  3. Are not too big for you—i.e. they represent more than 25% of your fee base off the bat. If they are larger than that, they will put you at risk if they leave. It's called a client concentration problem, and it's such a pervasive issue in the industry that the best RFPs (is there such a thing as a good RFP?) will ask: "If you win our business, what percentage of your client base in revenue will our account represent?" The most qualified clients are looking for a low number, only because they know they won't get objective advice otherwise. You'll be too afraid to lose the account.
  4. Are not too small, making it difficult to delve into their situation deeply enough to make money or a difference in whatever it is they are trying to solve. You’re looking for usually about 10% of your fee base (perhaps as low as 5%). Between this and the previous point, you can do the math, and correctly assume that you should end up with 8-15 clients, regardless of the size of your firm.
  5. Are forthright about their budget. Qualified clients generally reveal it, and then ask: “What can we get for this money?” Unqualified clients are mum, and ask instead: “How much will these things cost?” They don't trust you with the figure.
  6. Spend a budget. While access to the top person(s) is very good, the person you are working with should not be spending their own money, but rather be working from a budget.
  7. Identify a specific decision maker versus a group of them to work with you. This person has the authority to make decisions, and will build consensus for you behind the scenes.
  8. Let you designate a contact at your firm and don’t require you, the principal, to be their daily contact. You have much better things to do, and there's a good chance you aren't very good at client services anyway. Most entrepreneurs are not.
  9. Value your focus or expertise. General providers are never valued as highly as specialists, so you may want to find out if this is one of the reasons they are pursuing a relationship with you.
  10. Are credit worthy and don’t balk at a significant deposit up front. The only certain way to mitigate financial risk is to be prepaid completely upfront (which is my policy for 100% of my work). Failing that, at least don't work ahead of what you have been paid. For example, don’t issue an invoice and start work before you are paid.
  11. Are fun to work alongside. Trust your instincts on this one.
  12. Are comfortable with you making a profit on their account. There is no point in dancing around this issue; just ask them if they are.

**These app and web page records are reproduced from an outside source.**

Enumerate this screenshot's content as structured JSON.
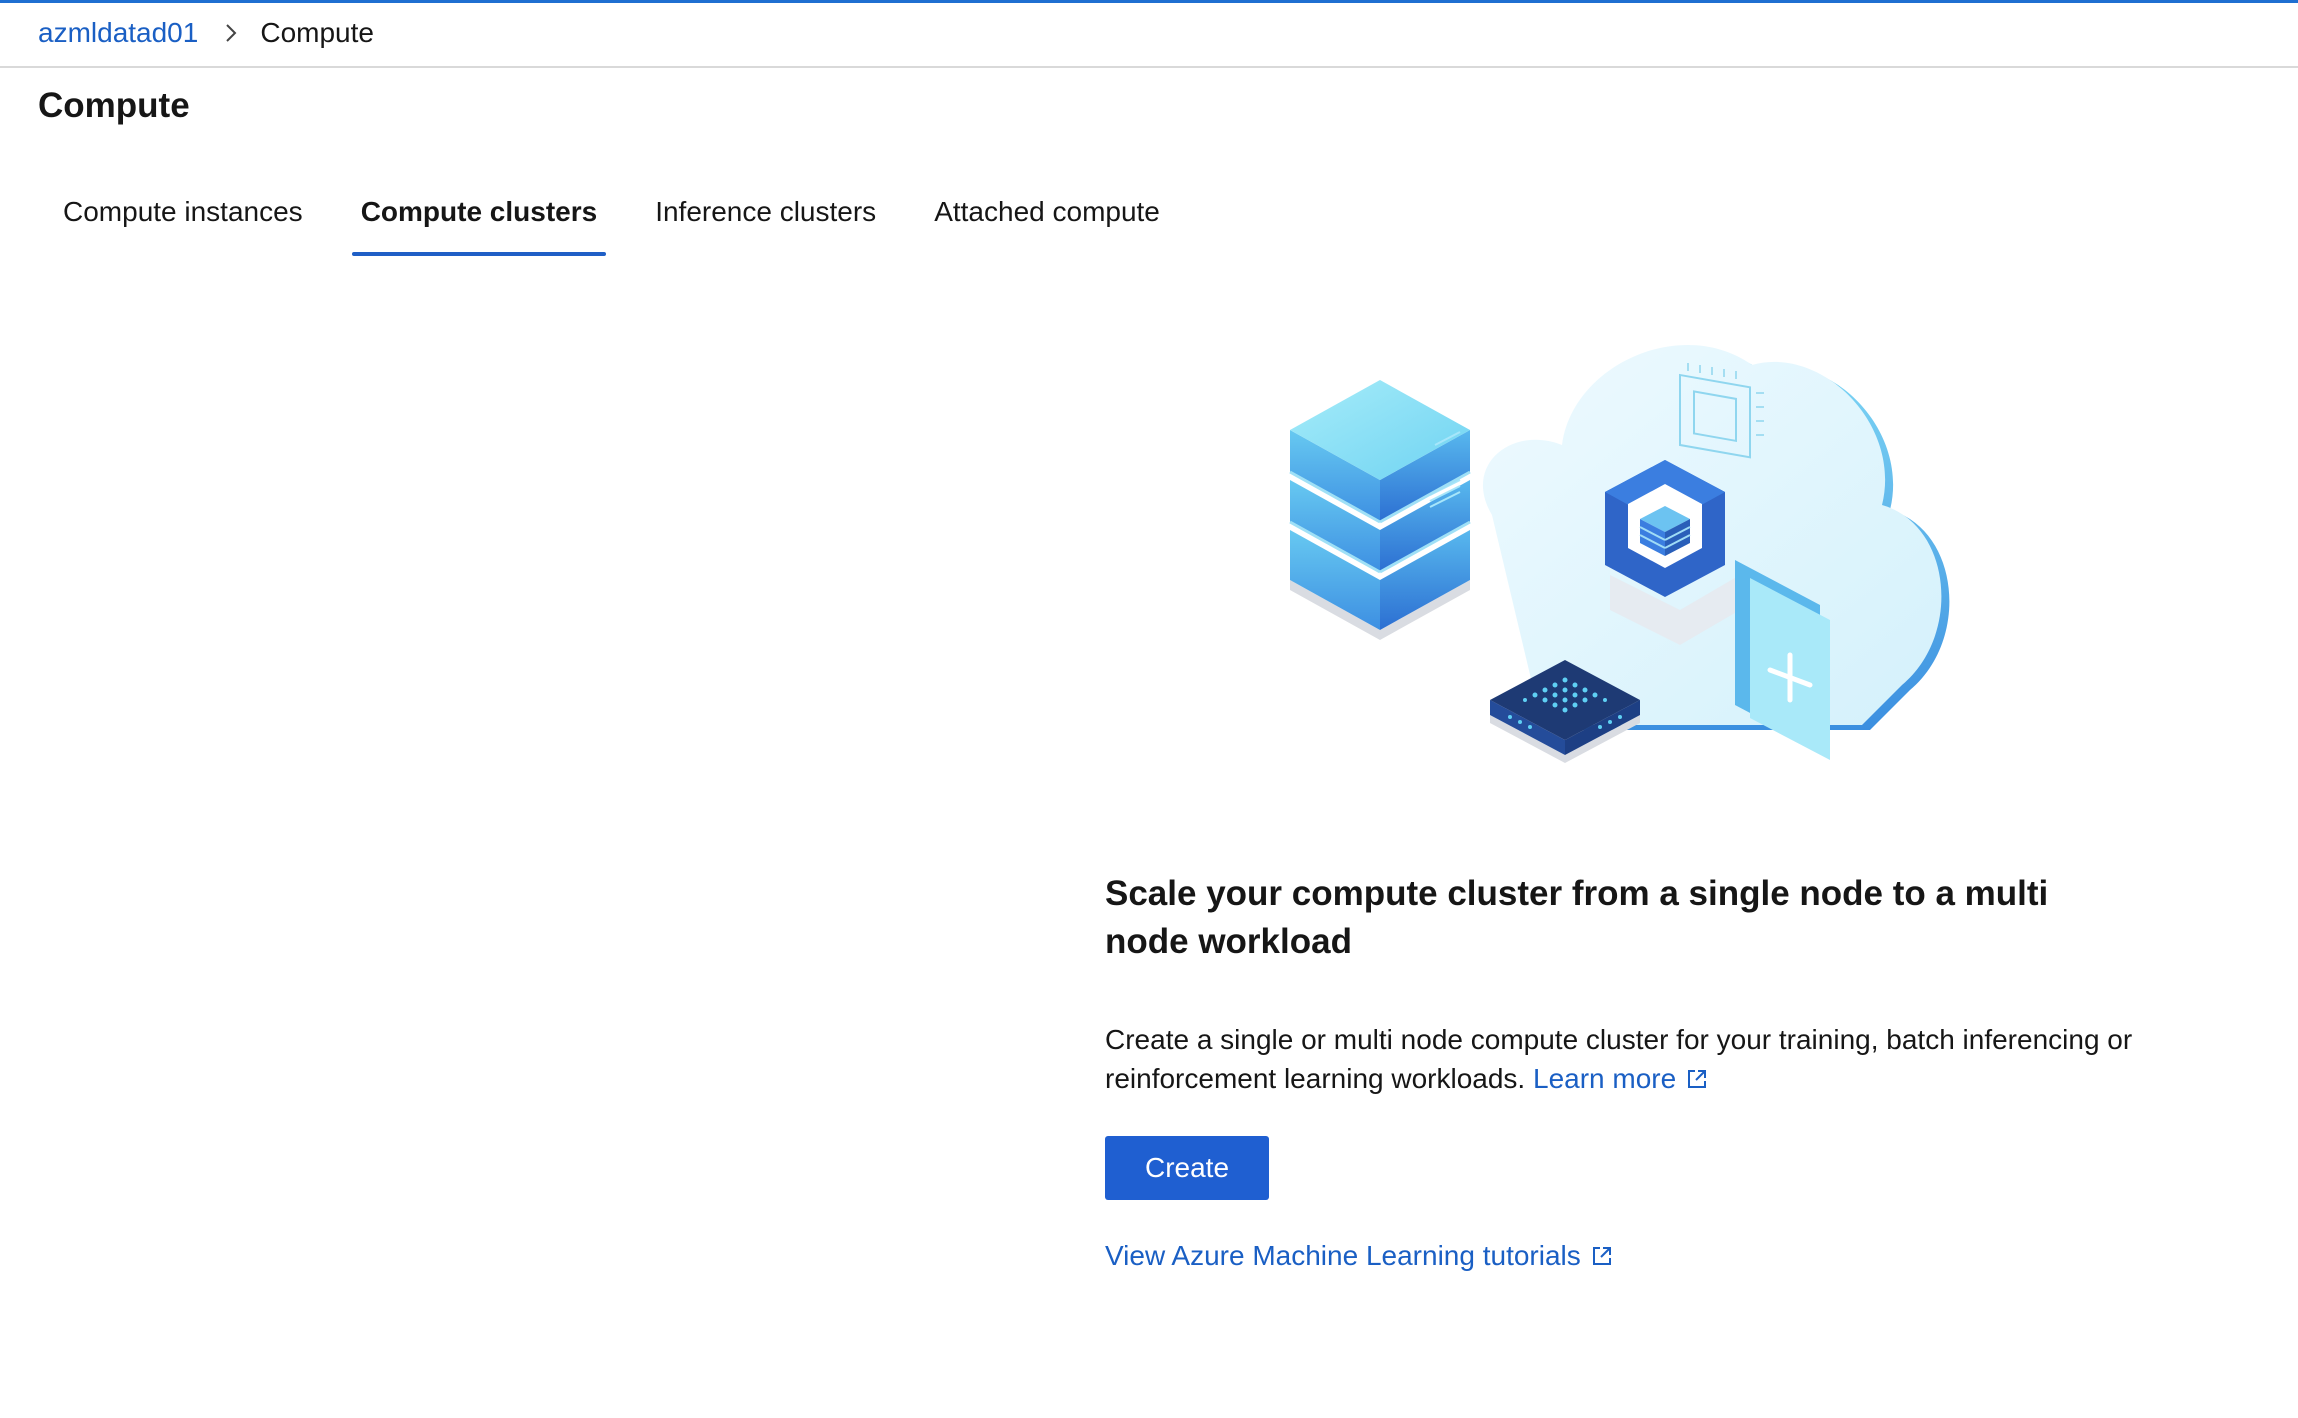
{
  "breadcrumb": {
    "workspace": "azmldatad01",
    "current": "Compute",
    "separator_icon": "chevron-right-icon"
  },
  "page": {
    "title": "Compute"
  },
  "tabs": [
    {
      "label": "Compute instances",
      "active": false
    },
    {
      "label": "Compute clusters",
      "active": true
    },
    {
      "label": "Inference clusters",
      "active": false
    },
    {
      "label": "Attached compute",
      "active": false
    }
  ],
  "empty_state": {
    "illustration_icon": "cloud-compute-cluster-illustration",
    "heading": "Scale your compute cluster from a single node to a multi node workload",
    "description": "Create a single or multi node compute cluster for your training, batch inferencing or reinforcement learning workloads.",
    "learn_more": "Learn more",
    "create_button": "Create",
    "tutorials_link": "View Azure Machine Learning tutorials",
    "external_link_icon": "external-link-icon"
  },
  "colors": {
    "accent": "#1f5fd1",
    "link": "#1a5fc4",
    "text": "#161616"
  }
}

What should you do with this list, after you modify it to fit your own voice and policies? Two things. First, create a printed list with checkboxes next to it for internal use. As you have that first conversation with the prospect—and it should always be on the phone and not in person—check the boxes off and see where they don't qualify. You’ll be making a more intentional decision without getting overly optimistic about "opportunity."

Second, pare the list down and publish it on your website. A primary purpose of your website is to attract leads, and then let the prospect self-select themselves out of the running if they are not qualified. That way, you never even have the opportunity to compromise. Chasing unqualified opportunities is the biggest time waster in business development. For a great example of this, look at Interrupt Marketing’s pricing page.  

Effort qualifying clients is time well spent. There is only so much “shaping” you’ll be able to do once they on are board. If you find yourself lacking the courage to be choosy, it's because you don't have enough opportunities to choose from. If that’s the case, it’s time to reduce your capacity or increase your leads with better positioning and smarter lead generation.